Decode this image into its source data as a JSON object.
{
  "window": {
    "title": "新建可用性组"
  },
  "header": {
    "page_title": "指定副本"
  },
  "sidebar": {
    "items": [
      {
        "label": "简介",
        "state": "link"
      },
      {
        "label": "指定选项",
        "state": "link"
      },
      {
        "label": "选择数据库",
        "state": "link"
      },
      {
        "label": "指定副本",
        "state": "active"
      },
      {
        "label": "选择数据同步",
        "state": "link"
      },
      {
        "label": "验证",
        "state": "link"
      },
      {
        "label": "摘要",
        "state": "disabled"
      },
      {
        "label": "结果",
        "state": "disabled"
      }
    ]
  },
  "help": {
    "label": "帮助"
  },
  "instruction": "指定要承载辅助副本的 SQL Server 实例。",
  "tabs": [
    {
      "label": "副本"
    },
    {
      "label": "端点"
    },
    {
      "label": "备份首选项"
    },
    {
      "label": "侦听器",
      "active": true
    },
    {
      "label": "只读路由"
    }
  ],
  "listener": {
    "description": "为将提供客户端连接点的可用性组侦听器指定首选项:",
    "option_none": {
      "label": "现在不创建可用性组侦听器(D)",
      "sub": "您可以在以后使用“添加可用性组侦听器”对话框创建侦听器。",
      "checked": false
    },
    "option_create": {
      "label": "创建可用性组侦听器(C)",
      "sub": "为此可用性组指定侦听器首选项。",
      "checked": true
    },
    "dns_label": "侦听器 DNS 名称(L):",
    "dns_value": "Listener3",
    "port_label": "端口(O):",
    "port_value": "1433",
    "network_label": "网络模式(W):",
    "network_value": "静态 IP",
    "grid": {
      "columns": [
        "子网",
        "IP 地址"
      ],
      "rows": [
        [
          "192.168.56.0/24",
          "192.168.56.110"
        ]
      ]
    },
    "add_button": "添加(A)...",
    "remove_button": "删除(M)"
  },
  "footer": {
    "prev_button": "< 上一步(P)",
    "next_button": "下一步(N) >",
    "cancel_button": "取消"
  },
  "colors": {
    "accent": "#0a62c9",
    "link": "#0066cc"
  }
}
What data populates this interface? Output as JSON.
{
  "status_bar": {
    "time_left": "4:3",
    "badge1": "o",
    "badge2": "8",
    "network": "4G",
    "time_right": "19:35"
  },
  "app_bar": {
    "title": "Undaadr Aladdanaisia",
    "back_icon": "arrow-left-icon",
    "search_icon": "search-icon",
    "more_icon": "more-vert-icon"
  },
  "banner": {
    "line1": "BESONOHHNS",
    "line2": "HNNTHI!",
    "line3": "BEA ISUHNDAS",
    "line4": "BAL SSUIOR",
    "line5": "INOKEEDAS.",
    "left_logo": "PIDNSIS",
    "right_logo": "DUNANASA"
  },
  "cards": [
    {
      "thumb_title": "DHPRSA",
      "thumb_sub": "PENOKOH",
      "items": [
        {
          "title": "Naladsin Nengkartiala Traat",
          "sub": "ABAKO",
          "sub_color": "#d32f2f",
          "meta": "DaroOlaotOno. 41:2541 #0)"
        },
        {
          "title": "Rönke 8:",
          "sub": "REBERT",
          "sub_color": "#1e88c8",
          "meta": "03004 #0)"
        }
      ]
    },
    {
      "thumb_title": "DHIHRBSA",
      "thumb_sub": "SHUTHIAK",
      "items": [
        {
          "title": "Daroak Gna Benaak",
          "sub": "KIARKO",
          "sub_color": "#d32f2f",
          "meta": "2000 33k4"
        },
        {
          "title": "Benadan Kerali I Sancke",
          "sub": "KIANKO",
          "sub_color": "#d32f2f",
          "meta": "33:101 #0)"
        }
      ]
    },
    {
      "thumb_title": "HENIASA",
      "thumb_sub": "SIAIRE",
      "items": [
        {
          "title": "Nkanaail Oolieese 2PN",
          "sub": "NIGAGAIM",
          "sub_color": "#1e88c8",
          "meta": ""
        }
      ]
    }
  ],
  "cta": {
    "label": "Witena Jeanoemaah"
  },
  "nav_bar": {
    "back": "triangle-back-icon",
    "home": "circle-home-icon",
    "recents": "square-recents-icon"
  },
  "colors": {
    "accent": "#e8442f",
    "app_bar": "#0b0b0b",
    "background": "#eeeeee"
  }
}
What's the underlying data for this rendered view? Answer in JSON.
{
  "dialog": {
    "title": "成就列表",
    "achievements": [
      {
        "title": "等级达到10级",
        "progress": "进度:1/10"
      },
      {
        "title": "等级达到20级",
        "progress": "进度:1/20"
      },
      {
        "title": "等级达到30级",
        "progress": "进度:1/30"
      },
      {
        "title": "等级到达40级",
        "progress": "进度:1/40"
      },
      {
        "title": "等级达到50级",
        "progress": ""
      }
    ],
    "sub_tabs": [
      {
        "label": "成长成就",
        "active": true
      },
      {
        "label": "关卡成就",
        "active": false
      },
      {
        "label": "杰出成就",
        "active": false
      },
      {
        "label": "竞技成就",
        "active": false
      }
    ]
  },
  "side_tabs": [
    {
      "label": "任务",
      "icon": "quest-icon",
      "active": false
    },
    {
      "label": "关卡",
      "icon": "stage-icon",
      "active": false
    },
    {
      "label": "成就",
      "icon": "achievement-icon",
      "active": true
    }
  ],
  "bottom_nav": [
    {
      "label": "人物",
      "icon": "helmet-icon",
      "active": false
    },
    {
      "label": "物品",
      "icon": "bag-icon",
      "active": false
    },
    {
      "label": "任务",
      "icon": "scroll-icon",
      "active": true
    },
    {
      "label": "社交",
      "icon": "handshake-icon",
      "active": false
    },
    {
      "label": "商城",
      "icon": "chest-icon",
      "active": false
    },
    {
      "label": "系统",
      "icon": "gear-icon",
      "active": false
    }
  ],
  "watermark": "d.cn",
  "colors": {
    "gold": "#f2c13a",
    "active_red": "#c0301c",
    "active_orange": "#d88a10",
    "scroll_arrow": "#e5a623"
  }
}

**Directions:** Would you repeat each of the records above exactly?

**Exercise solution:**
Decode this image into its source data as a JSON object.
{
  "window": {
    "title": "新建可用性组"
  },
  "header": {
    "page_title": "指定副本"
  },
  "sidebar": {
    "items": [
      {
        "label": "简介",
        "state": "link"
      },
      {
        "label": "指定选项",
        "state": "link"
      },
      {
        "label": "选择数据库",
        "state": "link"
      },
      {
        "label": "指定副本",
        "state": "active"
      },
      {
        "label": "选择数据同步",
        "state": "link"
      },
      {
        "label": "验证",
        "state": "link"
      },
      {
        "label": "摘要",
        "state": "disabled"
      },
      {
        "label": "结果",
        "state": "disabled"
      }
    ]
  },
  "help": {
    "label": "帮助"
  },
  "instruction": "指定要承载辅助副本的 SQL Server 实例。",
  "tabs": [
    {
      "label": "副本"
    },
    {
      "label": "端点"
    },
    {
      "label": "备份首选项"
    },
    {
      "label": "侦听器",
      "active": true
    },
    {
      "label": "只读路由"
    }
  ],
  "listener": {
    "description": "为将提供客户端连接点的可用性组侦听器指定首选项:",
    "option_none": {
      "label": "现在不创建可用性组侦听器(D)",
      "sub": "您可以在以后使用“添加可用性组侦听器”对话框创建侦听器。",
      "checked": false
    },
    "option_create": {
      "label": "创建可用性组侦听器(C)",
      "sub": "为此可用性组指定侦听器首选项。",
      "checked": true
    },
    "dns_label": "侦听器 DNS 名称(L):",
    "dns_value": "Listener3",
    "port_label": "端口(O):",
    "port_value": "1433",
    "network_label": "网络模式(W):",
    "network_value": "静态 IP",
    "grid": {
      "columns": [
        "子网",
        "IP 地址"
      ],
      "rows": [
        [
          "192.168.56.0/24",
          "192.168.56.110"
        ]
      ]
    },
    "add_button": "添加(A)...",
    "remove_button": "删除(M)"
  },
  "footer": {
    "prev_button": "< 上一步(P)",
    "next_button": "下一步(N) >",
    "cancel_button": "取消"
  },
  "colors": {
    "accent": "#0a62c9",
    "link": "#0066cc"
  }
}
What data populates this interface? Output as JSON.
{
  "status_bar": {
    "time_left": "4:3",
    "badge1": "o",
    "badge2": "8",
    "network": "4G",
    "time_right": "19:35"
  },
  "app_bar": {
    "title": "Undaadr Aladdanaisia",
    "back_icon": "arrow-left-icon",
    "search_icon": "search-icon",
    "more_icon": "more-vert-icon"
  },
  "banner": {
    "line1": "BESONOHHNS",
    "line2": "HNNTHI!",
    "line3": "BEA ISUHNDAS",
    "line4": "BAL SSUIOR",
    "line5": "INOKEEDAS.",
    "left_logo": "PIDNSIS",
    "right_logo": "DUNANASA"
  },
  "cards": [
    {
      "thumb_title": "DHPRSA",
      "thumb_sub": "PENOKOH",
      "items": [
        {
          "title": "Naladsin Nengkartiala Traat",
          "sub": "ABAKO",
          "sub_color": "#d32f2f",
          "meta": "DaroOlaotOno. 41:2541 #0)"
        },
        {
          "title": "Rönke 8:",
          "sub": "REBERT",
          "sub_color": "#1e88c8",
          "meta": "03004 #0)"
        }
      ]
    },
    {
      "thumb_title": "DHIHRBSA",
      "thumb_sub": "SHUTHIAK",
      "items": [
        {
          "title": "Daroak Gna Benaak",
          "sub": "KIARKO",
          "sub_color": "#d32f2f",
          "meta": "2000 33k4"
        },
        {
          "title": "Benadan Kerali I Sancke",
          "sub": "KIANKO",
          "sub_color": "#d32f2f",
          "meta": "33:101 #0)"
        }
      ]
    },
    {
      "thumb_title": "HENIASA",
      "thumb_sub": "SIAIRE",
      "items": [
        {
          "title": "Nkanaail Oolieese 2PN",
          "sub": "NIGAGAIM",
          "sub_color": "#1e88c8",
          "meta": ""
        }
      ]
    }
  ],
  "cta": {
    "label": "Witena Jeanoemaah"
  },
  "nav_bar": {
    "back": "triangle-back-icon",
    "home": "circle-home-icon",
    "recents": "square-recents-icon"
  },
  "colors": {
    "accent": "#e8442f",
    "app_bar": "#0b0b0b",
    "background": "#eeeeee"
  }
}
What's the underlying data for this rendered view? Answer in JSON.
{
  "dialog": {
    "title": "成就列表",
    "achievements": [
      {
        "title": "等级达到10级",
        "progress": "进度:1/10"
      },
      {
        "title": "等级达到20级",
        "progress": "进度:1/20"
      },
      {
        "title": "等级达到30级",
        "progress": "进度:1/30"
      },
      {
        "title": "等级到达40级",
        "progress": "进度:1/40"
      },
      {
        "title": "等级达到50级",
        "progress": ""
      }
    ],
    "sub_tabs": [
      {
        "label": "成长成就",
        "active": true
      },
      {
        "label": "关卡成就",
        "active": false
      },
      {
        "label": "杰出成就",
        "active": false
      },
      {
        "label": "竞技成就",
        "active": false
      }
    ]
  },
  "side_tabs": [
    {
      "label": "任务",
      "icon": "quest-icon",
      "active": false
    },
    {
      "label": "关卡",
      "icon": "stage-icon",
      "active": false
    },
    {
      "label": "成就",
      "icon": "achievement-icon",
      "active": true
    }
  ],
  "bottom_nav": [
    {
      "label": "人物",
      "icon": "helmet-icon",
      "active": false
    },
    {
      "label": "物品",
      "icon": "bag-icon",
      "active": false
    },
    {
      "label": "任务",
      "icon": "scroll-icon",
      "active": true
    },
    {
      "label": "社交",
      "icon": "handshake-icon",
      "active": false
    },
    {
      "label": "商城",
      "icon": "chest-icon",
      "active": false
    },
    {
      "label": "系统",
      "icon": "gear-icon",
      "active": false
    }
  ],
  "watermark": "d.cn",
  "colors": {
    "gold": "#f2c13a",
    "active_red": "#c0301c",
    "active_orange": "#d88a10",
    "scroll_arrow": "#e5a623"
  }
}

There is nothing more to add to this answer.